=== EXERCISE DIRECTIONS ===
I would like every entry below written out exactly.

=== GIVEN INFORMATION ===
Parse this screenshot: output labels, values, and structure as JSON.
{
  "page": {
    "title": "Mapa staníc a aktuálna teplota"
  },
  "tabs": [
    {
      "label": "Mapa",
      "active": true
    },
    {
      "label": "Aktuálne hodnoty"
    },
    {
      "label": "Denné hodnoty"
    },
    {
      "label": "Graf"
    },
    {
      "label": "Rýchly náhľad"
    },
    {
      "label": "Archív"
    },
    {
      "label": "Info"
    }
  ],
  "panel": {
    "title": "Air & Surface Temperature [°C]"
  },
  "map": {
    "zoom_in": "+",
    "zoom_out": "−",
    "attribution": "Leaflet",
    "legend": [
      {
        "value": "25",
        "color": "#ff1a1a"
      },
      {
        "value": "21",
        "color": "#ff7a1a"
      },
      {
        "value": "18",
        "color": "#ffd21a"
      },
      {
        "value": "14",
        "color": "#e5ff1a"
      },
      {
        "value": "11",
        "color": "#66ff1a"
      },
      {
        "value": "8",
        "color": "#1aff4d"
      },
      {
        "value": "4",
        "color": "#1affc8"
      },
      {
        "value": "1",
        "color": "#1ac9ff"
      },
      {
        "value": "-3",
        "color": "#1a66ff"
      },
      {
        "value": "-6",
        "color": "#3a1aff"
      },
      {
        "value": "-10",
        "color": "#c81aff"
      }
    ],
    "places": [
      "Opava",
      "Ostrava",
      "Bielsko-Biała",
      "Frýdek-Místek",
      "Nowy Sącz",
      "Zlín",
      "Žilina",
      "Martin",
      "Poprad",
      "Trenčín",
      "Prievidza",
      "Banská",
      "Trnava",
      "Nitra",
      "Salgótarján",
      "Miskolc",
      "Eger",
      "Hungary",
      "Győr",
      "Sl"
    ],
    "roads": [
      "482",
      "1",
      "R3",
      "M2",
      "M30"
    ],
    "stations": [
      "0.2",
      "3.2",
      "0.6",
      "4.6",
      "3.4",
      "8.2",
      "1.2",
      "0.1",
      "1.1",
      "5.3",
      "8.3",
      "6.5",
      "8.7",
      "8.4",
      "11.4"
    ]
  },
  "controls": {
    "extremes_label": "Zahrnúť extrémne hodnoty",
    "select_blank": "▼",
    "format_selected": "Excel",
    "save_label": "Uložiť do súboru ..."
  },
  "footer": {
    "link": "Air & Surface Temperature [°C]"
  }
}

=== RESPONSE ===
Parse this screenshot: output labels, values, and structure as JSON.
{
  "page": {
    "title": "Mapa staníc a aktuálna teplota"
  },
  "tabs": [
    {
      "label": "Mapa",
      "active": true
    },
    {
      "label": "Aktuálne hodnoty"
    },
    {
      "label": "Denné hodnoty"
    },
    {
      "label": "Graf"
    },
    {
      "label": "Rýchly náhľad"
    },
    {
      "label": "Archív"
    },
    {
      "label": "Info"
    }
  ],
  "panel": {
    "title": "Air & Surface Temperature [°C]"
  },
  "map": {
    "zoom_in": "+",
    "zoom_out": "−",
    "attribution": "Leaflet",
    "legend": [
      {
        "value": "25",
        "color": "#ff1a1a"
      },
      {
        "value": "21",
        "color": "#ff7a1a"
      },
      {
        "value": "18",
        "color": "#ffd21a"
      },
      {
        "value": "14",
        "color": "#e5ff1a"
      },
      {
        "value": "11",
        "color": "#66ff1a"
      },
      {
        "value": "8",
        "color": "#1aff4d"
      },
      {
        "value": "4",
        "color": "#1affc8"
      },
      {
        "value": "1",
        "color": "#1ac9ff"
      },
      {
        "value": "-3",
        "color": "#1a66ff"
      },
      {
        "value": "-6",
        "color": "#3a1aff"
      },
      {
        "value": "-10",
        "color": "#c81aff"
      }
    ],
    "places": [
      "Opava",
      "Ostrava",
      "Bielsko-Biała",
      "Frýdek-Místek",
      "Nowy Sącz",
      "Zlín",
      "Žilina",
      "Martin",
      "Poprad",
      "Trenčín",
      "Prievidza",
      "Banská",
      "Trnava",
      "Nitra",
      "Salgótarján",
      "Miskolc",
      "Eger",
      "Hungary",
      "Győr",
      "Sl"
    ],
    "roads": [
      "482",
      "1",
      "R3",
      "M2",
      "M30"
    ],
    "stations": [
      "0.2",
      "3.2",
      "0.6",
      "4.6",
      "3.4",
      "8.2",
      "1.2",
      "0.1",
      "1.1",
      "5.3",
      "8.3",
      "6.5",
      "8.7",
      "8.4",
      "11.4"
    ]
  },
  "controls": {
    "extremes_label": "Zahrnúť extrémne hodnoty",
    "select_blank": "▼",
    "format_selected": "Excel",
    "save_label": "Uložiť do súboru ..."
  },
  "footer": {
    "link": "Air & Surface Temperature [°C]"
  }
}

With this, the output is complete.